What you will do
When copying the entries below, leave out every picture and keep the rest exact.

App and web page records
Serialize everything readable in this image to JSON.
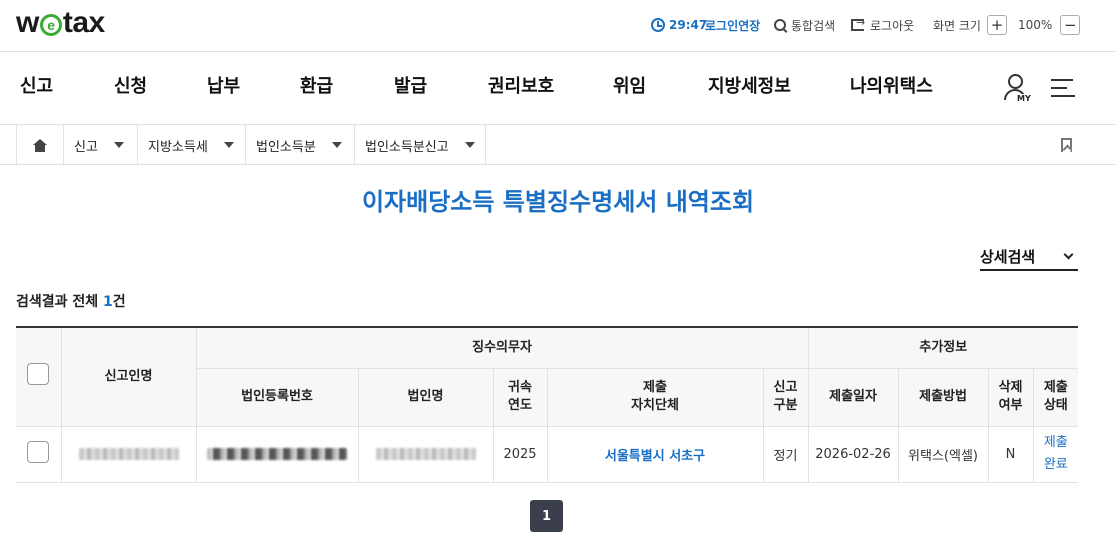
{
  "header": {
    "logo_text_1": "w",
    "logo_text_e": "e",
    "logo_text_2": "tax",
    "timer": "29:47",
    "extend_label": "로그인연장",
    "search_label": "통합검색",
    "logout_label": "로그아웃",
    "zoom_label": "화면 크기",
    "zoom_plus": "+",
    "zoom_value": "100%",
    "zoom_minus": "−"
  },
  "nav": {
    "items": [
      "신고",
      "신청",
      "납부",
      "환급",
      "발급",
      "권리보호",
      "위임",
      "지방세정보",
      "나의위택스"
    ],
    "my_label": "MY"
  },
  "breadcrumb": {
    "items": [
      "신고",
      "지방소득세",
      "법인소득분",
      "법인소득분신고"
    ]
  },
  "page": {
    "title": "이자배당소득 특별징수명세서 내역조회",
    "detail_search_label": "상세검색",
    "result_prefix": "검색결과 전체 ",
    "result_count": "1",
    "result_suffix": "건"
  },
  "table": {
    "headers": {
      "reporter_name": "신고인명",
      "withholding_group": "징수의무자",
      "extra_group": "추가정보",
      "corp_reg_no": "법인등록번호",
      "corp_name": "법인명",
      "year_line1": "귀속",
      "year_line2": "연도",
      "gov_line1": "제출",
      "gov_line2": "자치단체",
      "type_line1": "신고",
      "type_line2": "구분",
      "submit_date": "제출일자",
      "submit_method": "제출방법",
      "delete_line1": "삭제",
      "delete_line2": "여부",
      "status_line1": "제출",
      "status_line2": "상태"
    },
    "rows": [
      {
        "year": "2025",
        "gov": "서울특별시 서초구",
        "type": "정기",
        "submit_date": "2026-02-26",
        "submit_method": "위택스(엑셀)",
        "deleted": "N",
        "status_line1": "제출",
        "status_line2": "완료"
      }
    ]
  },
  "pagination": {
    "current_page": "1"
  }
}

Exercise output
Serialize everything readable in this image to JSON.
{
  "header": {
    "logo_text_1": "w",
    "logo_text_e": "e",
    "logo_text_2": "tax",
    "timer": "29:47",
    "extend_label": "로그인연장",
    "search_label": "통합검색",
    "logout_label": "로그아웃",
    "zoom_label": "화면 크기",
    "zoom_plus": "+",
    "zoom_value": "100%",
    "zoom_minus": "−"
  },
  "nav": {
    "items": [
      "신고",
      "신청",
      "납부",
      "환급",
      "발급",
      "권리보호",
      "위임",
      "지방세정보",
      "나의위택스"
    ],
    "my_label": "MY"
  },
  "breadcrumb": {
    "items": [
      "신고",
      "지방소득세",
      "법인소득분",
      "법인소득분신고"
    ]
  },
  "page": {
    "title": "이자배당소득 특별징수명세서 내역조회",
    "detail_search_label": "상세검색",
    "result_prefix": "검색결과 전체 ",
    "result_count": "1",
    "result_suffix": "건"
  },
  "table": {
    "headers": {
      "reporter_name": "신고인명",
      "withholding_group": "징수의무자",
      "extra_group": "추가정보",
      "corp_reg_no": "법인등록번호",
      "corp_name": "법인명",
      "year_line1": "귀속",
      "year_line2": "연도",
      "gov_line1": "제출",
      "gov_line2": "자치단체",
      "type_line1": "신고",
      "type_line2": "구분",
      "submit_date": "제출일자",
      "submit_method": "제출방법",
      "delete_line1": "삭제",
      "delete_line2": "여부",
      "status_line1": "제출",
      "status_line2": "상태"
    },
    "rows": [
      {
        "year": "2025",
        "gov": "서울특별시 서초구",
        "type": "정기",
        "submit_date": "2026-02-26",
        "submit_method": "위택스(엑셀)",
        "deleted": "N",
        "status_line1": "제출",
        "status_line2": "완료"
      }
    ]
  },
  "pagination": {
    "current_page": "1"
  }
}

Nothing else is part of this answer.